Woodcache PBC

Wood Biodegradation in Laboratory-Scale Landfills

Xiaoming Wang, Jennifer M. Padgett, Florentino B. De la Cruz, Morton Barlaz
Environmental Science & Technology
Peer Reviewed: Yes
Year Published: 2011

Key Takeaways:

  • There was a significant difference in methane generation between hardwood and softwood species, even though cellulose concentrations were similar.
  • This may be because lignin polymers in hardwood species have lower structural integrity and are typically more easily degraded in chemical processes than softwood lignin.
  • Hardwoods contain both syringyl and guaiacl lignin units, while softwoods contain only guaiacyl lignin.
Wood degradation in laboratory scale landfills
This entry is part 4 of 6 in the series Do Wood Vaults Really Work?

Abstract

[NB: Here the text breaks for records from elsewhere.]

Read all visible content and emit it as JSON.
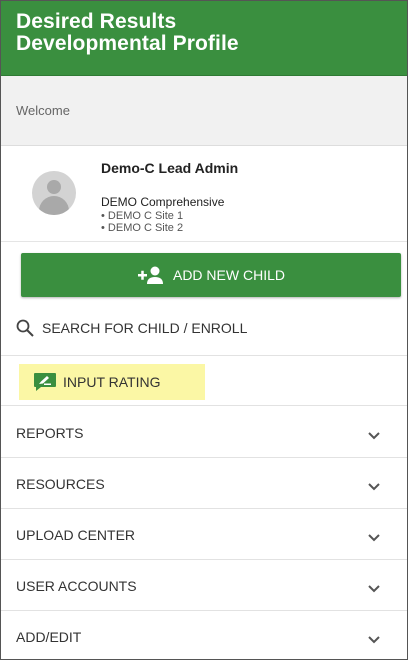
{
  "header": {
    "title_line1": "Desired Results",
    "title_line2": "Developmental Profile"
  },
  "welcome": "Welcome",
  "profile": {
    "name": "Demo-C Lead Admin",
    "organization": "DEMO Comprehensive",
    "sites": [
      "• DEMO C Site 1",
      "• DEMO C Site 2"
    ]
  },
  "actions": {
    "add_child": "ADD NEW CHILD",
    "search": "SEARCH FOR CHILD / ENROLL",
    "input_rating": "INPUT RATING"
  },
  "menu": [
    {
      "label": "REPORTS"
    },
    {
      "label": "RESOURCES"
    },
    {
      "label": "UPLOAD CENTER"
    },
    {
      "label": "USER ACCOUNTS"
    },
    {
      "label": "ADD/EDIT"
    }
  ],
  "colors": {
    "brand_green": "#3a8f3f",
    "highlight": "#fbf7a5"
  }
}
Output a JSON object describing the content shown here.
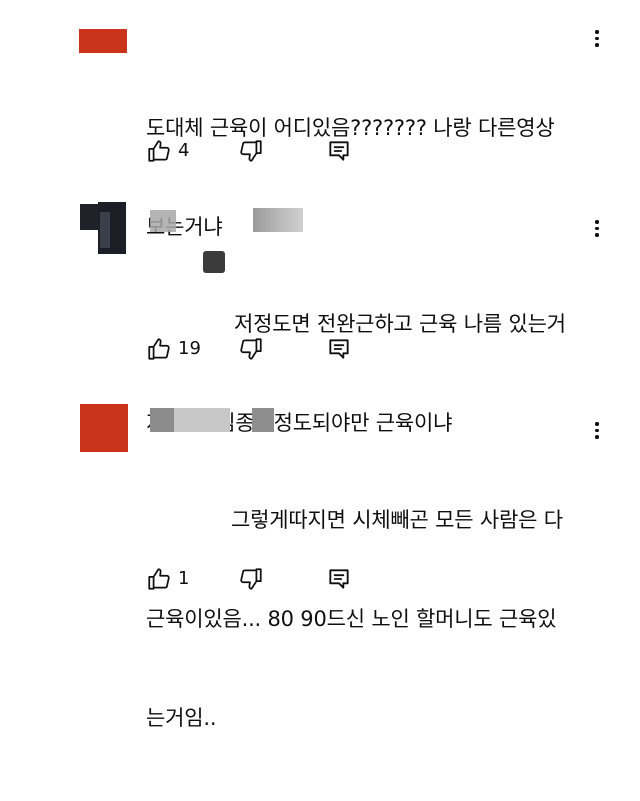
{
  "comments": [
    {
      "text_lines": [
        "도대체 근육이 어디있음??????? 나랑 다른영상",
        "보는거냐"
      ],
      "likes": "4",
      "avatar_color": "#c9341a"
    },
    {
      "text_lines": [
        "저정도면 전완근하고 근육 나름 있는거",
        "지 어디 김종국정도되야만 근육이냐"
      ],
      "likes": "19",
      "avatar_color": "#1f2229"
    },
    {
      "text_lines": [
        "그렇게따지면 시체빼곤 모든 사람은 다",
        "근육이있음... 80 90드신 노인 할머니도 근육있",
        "는거임.."
      ],
      "likes": "1",
      "avatar_color": "#c9341a"
    }
  ],
  "icons": {
    "like": "thumbs-up-icon",
    "dislike": "thumbs-down-icon",
    "reply": "reply-comment-icon",
    "more": "more-vert-icon"
  }
}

The objective of this research was to characterize the anaerobic biodegradability of major wood products in municipal waste by measuring methane yields, decay rates, the extent of carbohydrate decomposition, carbon storage, and leachate toxicity. Tests were conducted in triplicate 8 L reactors operated to obtain maximum yields. Measured methane yields for red oak, eucalyptus, spruce, radiata pine, plywood (PW), oriented strand board (OSB) from hardwood (HW) and soft-wood (SW), particleboard (PB) and medium-density fiber-board (MDF) were 32.5, 0, 7.5, 0.5, 6.3, 84.5, 0, 5.6, and 4.6 mL CH4 dry g1, respectively. The red oak, a HW, exhibited greater decomposition than either SW (spruce and radiata), a trend that was also measured for the OSB-HW relative to OSB-SW. However, the eucalyptus (HW) exhibited toxicity. Thus, wood species have unique methane yields that should be considered in the development of national inventories of methane production
and carbon storage. The current assumption of uniform biodegradability is not appropriate. The ammonia release from urea formaldehyde as present in PB and MDF could contribute to ammonia in landfill leachate. Using the extent of carbon conversion measured in this research, 019.9%, predicted methane production from a wood mixture using the Intergovernmental Panel for Climate Change waste model is only 7.9% of that predicted using the 50% carbon conversion default.